Pantone Color History? Not Quite, but Awesome!

history book
Imagine this! 271 Years Before Pantone, an Artist Mixed and Described Every Color Imaginable in an 800-Page Book.A mostly unknown Dutch artist known as “A. Boogert” sat down in 1692 to create an end-all-be-all guide to the use of color- how to create every achievable hue and tone using watercolors.
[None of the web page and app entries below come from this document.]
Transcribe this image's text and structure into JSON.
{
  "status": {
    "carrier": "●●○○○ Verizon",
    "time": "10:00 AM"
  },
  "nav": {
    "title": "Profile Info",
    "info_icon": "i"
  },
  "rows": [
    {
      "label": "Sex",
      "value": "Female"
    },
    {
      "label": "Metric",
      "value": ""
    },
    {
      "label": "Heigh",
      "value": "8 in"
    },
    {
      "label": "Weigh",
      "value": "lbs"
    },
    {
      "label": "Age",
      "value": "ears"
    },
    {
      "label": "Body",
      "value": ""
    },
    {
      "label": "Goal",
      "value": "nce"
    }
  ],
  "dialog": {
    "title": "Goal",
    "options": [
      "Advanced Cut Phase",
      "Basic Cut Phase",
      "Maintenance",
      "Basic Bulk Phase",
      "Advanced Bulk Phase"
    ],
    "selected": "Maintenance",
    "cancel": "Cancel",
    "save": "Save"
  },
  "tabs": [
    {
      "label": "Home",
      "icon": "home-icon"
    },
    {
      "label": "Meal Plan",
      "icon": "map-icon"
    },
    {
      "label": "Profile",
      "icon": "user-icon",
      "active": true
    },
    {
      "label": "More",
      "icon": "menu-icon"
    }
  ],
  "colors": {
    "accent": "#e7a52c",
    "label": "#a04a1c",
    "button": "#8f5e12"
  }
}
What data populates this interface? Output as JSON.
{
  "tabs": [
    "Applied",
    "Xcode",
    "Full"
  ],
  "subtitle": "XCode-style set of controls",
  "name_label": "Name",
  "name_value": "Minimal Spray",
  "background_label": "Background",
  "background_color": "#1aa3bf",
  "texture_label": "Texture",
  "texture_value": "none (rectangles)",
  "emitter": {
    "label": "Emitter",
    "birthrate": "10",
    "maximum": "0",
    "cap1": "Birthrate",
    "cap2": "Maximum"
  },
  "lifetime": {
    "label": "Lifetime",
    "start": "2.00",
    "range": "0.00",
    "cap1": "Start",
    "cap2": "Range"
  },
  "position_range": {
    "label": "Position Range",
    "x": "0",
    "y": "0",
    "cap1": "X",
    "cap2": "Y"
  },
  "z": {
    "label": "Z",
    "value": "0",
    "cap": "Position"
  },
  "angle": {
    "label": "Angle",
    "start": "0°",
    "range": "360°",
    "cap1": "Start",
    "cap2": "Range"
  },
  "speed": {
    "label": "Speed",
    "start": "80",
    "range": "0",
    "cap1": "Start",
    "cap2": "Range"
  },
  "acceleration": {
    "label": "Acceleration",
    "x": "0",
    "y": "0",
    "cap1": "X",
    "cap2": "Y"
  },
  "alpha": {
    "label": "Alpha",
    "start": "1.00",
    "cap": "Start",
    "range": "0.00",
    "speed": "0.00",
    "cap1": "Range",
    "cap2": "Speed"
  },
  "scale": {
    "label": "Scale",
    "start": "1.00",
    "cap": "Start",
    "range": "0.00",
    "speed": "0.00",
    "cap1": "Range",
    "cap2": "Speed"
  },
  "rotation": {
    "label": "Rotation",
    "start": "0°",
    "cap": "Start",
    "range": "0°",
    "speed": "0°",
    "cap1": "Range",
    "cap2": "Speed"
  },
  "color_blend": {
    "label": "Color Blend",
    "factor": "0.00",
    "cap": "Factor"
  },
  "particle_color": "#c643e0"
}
The final product is amazing and almost unbelievable considering the time and organization that went into creating a work of such detail.Spanning nearly 800 completely handwritten (and painted) pages, “Traité des couleurs servant à la peinture à l’eau”, was probably the most comprehensive guide to paint and color of its time.We imagine ourselves flipping through that book and can’t help but picture ourselves utilizing it in a similar fashion to the Pantone Color Guide swatch book, which wouldn’t be published for the first time until 1963. Pantone is an industry standard, and it ensures that if you need a specific color (or set of colors) to print exactly the same, every time, you can specify what is called a ‘spot color.’ It’s guaranteed to look the same no matter if different machines or different companies print it. Pantone is more vibrant and exact than CMYK, and lets you create colors that can’t replicated on even the best calibrated monitors or software.If you’d like to view the historic book, it’s available here in its full-resolution glory at: book